My group visited Wakefield Pork in southern Minnesota. I sincerely appreciate the Langhorsts for touring us around their pig operation and answering all my questions. At 2,500 sows, their operation is one of the 25 largest pig farms in the nation. And yet, my overall impression is the pigs get individual care.
Previously, my only experience with pig farming was last summer when I visited a large farm near Redwood Falls, MN. This farmer raised pigs for Chipotle. He no longer raises pigs for them because he disagreed with the required practices. From what I read, the requirements intend to provide more humane care for the animals, including large open pens for more contact between animals and restricting antibiotic use. Unfortunately, he found that sows sometimes crushed their babies by rolling over on them and bigger animals picked on smaller ones by biting tails. The tails would often get infected and he was unable to treat the infections with antibiotics. In his opinion, the standards are misguided in some areas and do not provide the best care for the animals. I stood at the fence to the pig pen and thought it was messy and hot. The pigs were not running around excitedly, they were laying down in the shade, possibly to try to keep cool. I add this last part, because it contrasts starkly to what I witnessed on my Oink Outing.
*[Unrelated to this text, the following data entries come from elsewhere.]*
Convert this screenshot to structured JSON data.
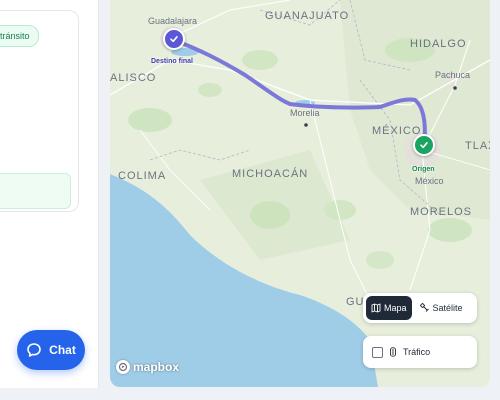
{
  "sidebar": {
    "badge_text": "tránsito",
    "chat_label": "Chat"
  },
  "map": {
    "region_labels": [
      "GUANAJUATO",
      "HIDALGO",
      "ALISCO",
      "MÉXICO",
      "TLAX",
      "COLIMA",
      "MICHOACÁN",
      "MORELOS",
      "GU"
    ],
    "city_labels": [
      "Guadalajara",
      "Pachuca",
      "Morelia",
      "México"
    ],
    "destination_label": "Destino final",
    "origin_label": "Origen",
    "layer_buttons": {
      "map": "Mapa",
      "satellite": "Satélite"
    },
    "traffic_label": "Tráfico",
    "attribution": "mapbox",
    "route_color": "#7b78d8",
    "destination_color": "#5b57d6",
    "origin_color": "#19a463",
    "water_color": "#9fcde8"
  }
}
Mary and Lincoln Langhurst of Wakefield Pork invited me, three
other moms, and a chef to tour their pig farming operation in southern
Minnesota. Minnesota Pork supports the Oink Outings to give city folks a chance
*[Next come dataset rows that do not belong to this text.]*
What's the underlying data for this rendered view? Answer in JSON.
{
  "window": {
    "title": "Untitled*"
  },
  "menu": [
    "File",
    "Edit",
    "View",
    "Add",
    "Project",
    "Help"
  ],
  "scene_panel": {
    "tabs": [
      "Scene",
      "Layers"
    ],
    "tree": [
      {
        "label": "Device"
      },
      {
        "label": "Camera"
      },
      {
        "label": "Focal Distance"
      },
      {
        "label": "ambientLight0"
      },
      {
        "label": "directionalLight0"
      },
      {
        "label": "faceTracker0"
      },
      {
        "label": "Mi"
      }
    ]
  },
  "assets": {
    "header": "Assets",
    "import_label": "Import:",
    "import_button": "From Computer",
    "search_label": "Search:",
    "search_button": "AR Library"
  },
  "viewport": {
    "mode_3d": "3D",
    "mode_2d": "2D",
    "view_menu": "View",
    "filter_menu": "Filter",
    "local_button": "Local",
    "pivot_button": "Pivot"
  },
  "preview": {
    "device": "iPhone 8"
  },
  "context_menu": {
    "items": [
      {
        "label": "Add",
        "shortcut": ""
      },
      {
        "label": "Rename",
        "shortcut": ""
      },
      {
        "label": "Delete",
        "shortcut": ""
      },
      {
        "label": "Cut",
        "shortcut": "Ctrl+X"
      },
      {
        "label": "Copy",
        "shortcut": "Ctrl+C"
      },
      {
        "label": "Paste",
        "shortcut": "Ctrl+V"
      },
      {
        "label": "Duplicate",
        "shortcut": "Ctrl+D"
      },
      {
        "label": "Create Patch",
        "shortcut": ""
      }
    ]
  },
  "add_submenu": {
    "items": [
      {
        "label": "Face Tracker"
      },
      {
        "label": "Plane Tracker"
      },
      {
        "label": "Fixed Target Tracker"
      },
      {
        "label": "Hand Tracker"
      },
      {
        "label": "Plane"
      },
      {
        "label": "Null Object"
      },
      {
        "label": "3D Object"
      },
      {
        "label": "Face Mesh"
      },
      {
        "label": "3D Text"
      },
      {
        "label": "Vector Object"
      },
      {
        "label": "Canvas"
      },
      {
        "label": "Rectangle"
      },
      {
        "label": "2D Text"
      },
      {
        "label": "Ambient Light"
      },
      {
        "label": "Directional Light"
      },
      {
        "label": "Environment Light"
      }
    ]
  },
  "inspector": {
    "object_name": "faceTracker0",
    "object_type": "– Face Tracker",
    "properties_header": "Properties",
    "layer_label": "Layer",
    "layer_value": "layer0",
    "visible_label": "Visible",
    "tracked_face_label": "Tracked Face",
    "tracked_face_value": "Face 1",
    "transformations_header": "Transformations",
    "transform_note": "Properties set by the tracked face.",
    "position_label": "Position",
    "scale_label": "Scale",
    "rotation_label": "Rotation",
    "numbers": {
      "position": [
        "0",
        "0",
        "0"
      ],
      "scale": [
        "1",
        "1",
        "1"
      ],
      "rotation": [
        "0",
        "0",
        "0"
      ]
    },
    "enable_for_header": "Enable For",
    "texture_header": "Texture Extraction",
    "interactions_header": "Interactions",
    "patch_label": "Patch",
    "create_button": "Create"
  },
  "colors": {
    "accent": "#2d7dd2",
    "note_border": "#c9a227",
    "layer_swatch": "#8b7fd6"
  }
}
to see a pig farm, ask questions, and hopefully grow more confident about how
the animals are raised. Moms are a target audience because they know moms are
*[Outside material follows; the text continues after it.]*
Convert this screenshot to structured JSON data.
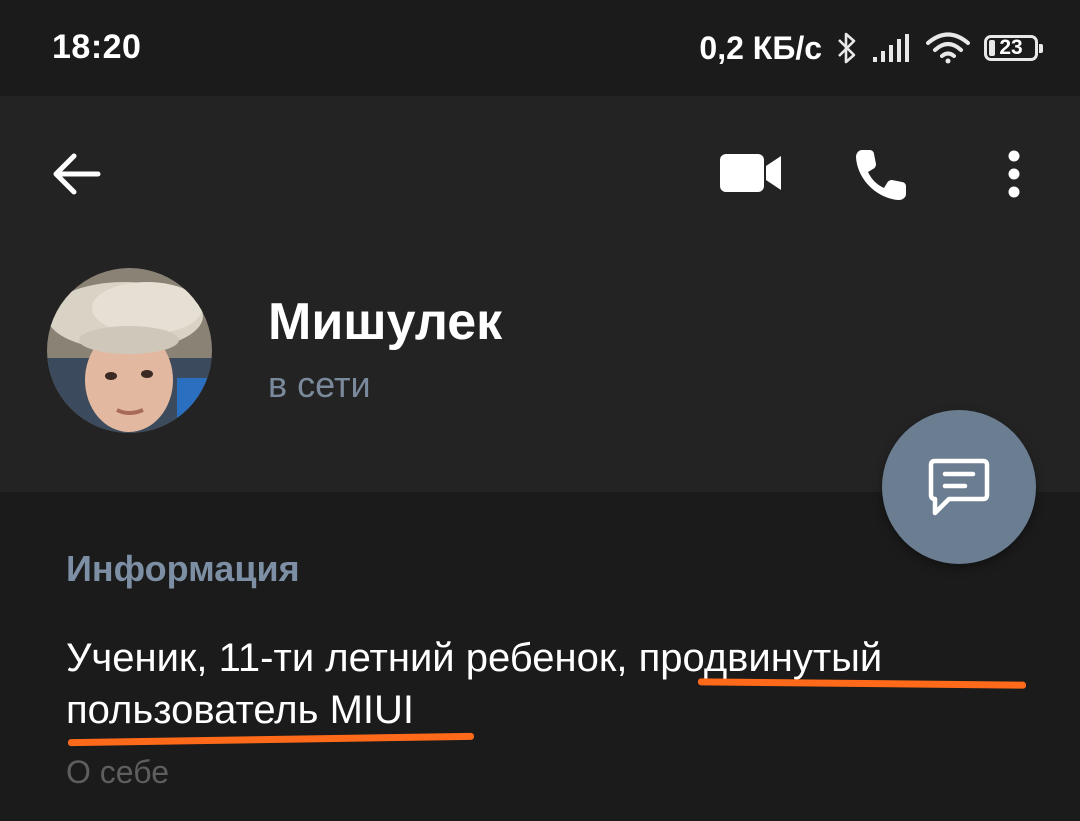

often the primary decision makers in grocery shopping and meal planning. That
is certainly true in my house.
Briefly, here are my impressions of their pig operation:
- The grounds surrounding the barns are extremely neat and the air smells fine thanks to filtering the air through wood chips and corn cobs.
- They maintain strict visitor regulations to comply with biosecurity provisions. This protects the pigs against any random diseases we may bring in on our clothing or shoes.
- The barns are clearly working areas, but the concrete floors are clean as are the animal areas.
- All the workers we met were extremely jazzed to work there. They walked around with a smile on their faces and passionately answered questions about raising the pigs. It surprised me, but several employees said they are happier with the biosecurity requirements because the pigs are healthier and severe disease outbreaks that can often mean massive casualties are now nonexistent.
- The sows and newborn piglets are in the same pen for weeks. Staff monitor the babies to make sure they are getting the nutrition they need and to make sure the sows don’t accidentally roll over on their piglets.
- The baby pigs squealed. All. The. Time. They weren’t mistreated, they just squeal. They squeal if they can’t reach the milk. They squeal if a sibling steps on them. They just squeal.
- Staff do snip their tails when they are a few days old to prevent tail biting and subsequent infection.
- The barn temperature is fairly warm and the pigs seemed extremely comfortable.
- The pigs eat and sleep in pens. They seem to like the comfort of their own space. The staff we talked to explained that pigs are very territorial and enjoy having an area to call their own.
I’ll conclude by saying that I am very happy that I took the time to visit a pig farm. I believe the animals are treated humanely and I am extremely impressed by Wakefield Pork’s animal and land stewardship. I am very confident in the quality of pork produced and I continue to buy conventionally raised pork for my family.
Whew! That was a long post. Please comment! Share your stories, feelings, and thoughts on the subject. Just please keep responses kind, even if you disagree with my impressions.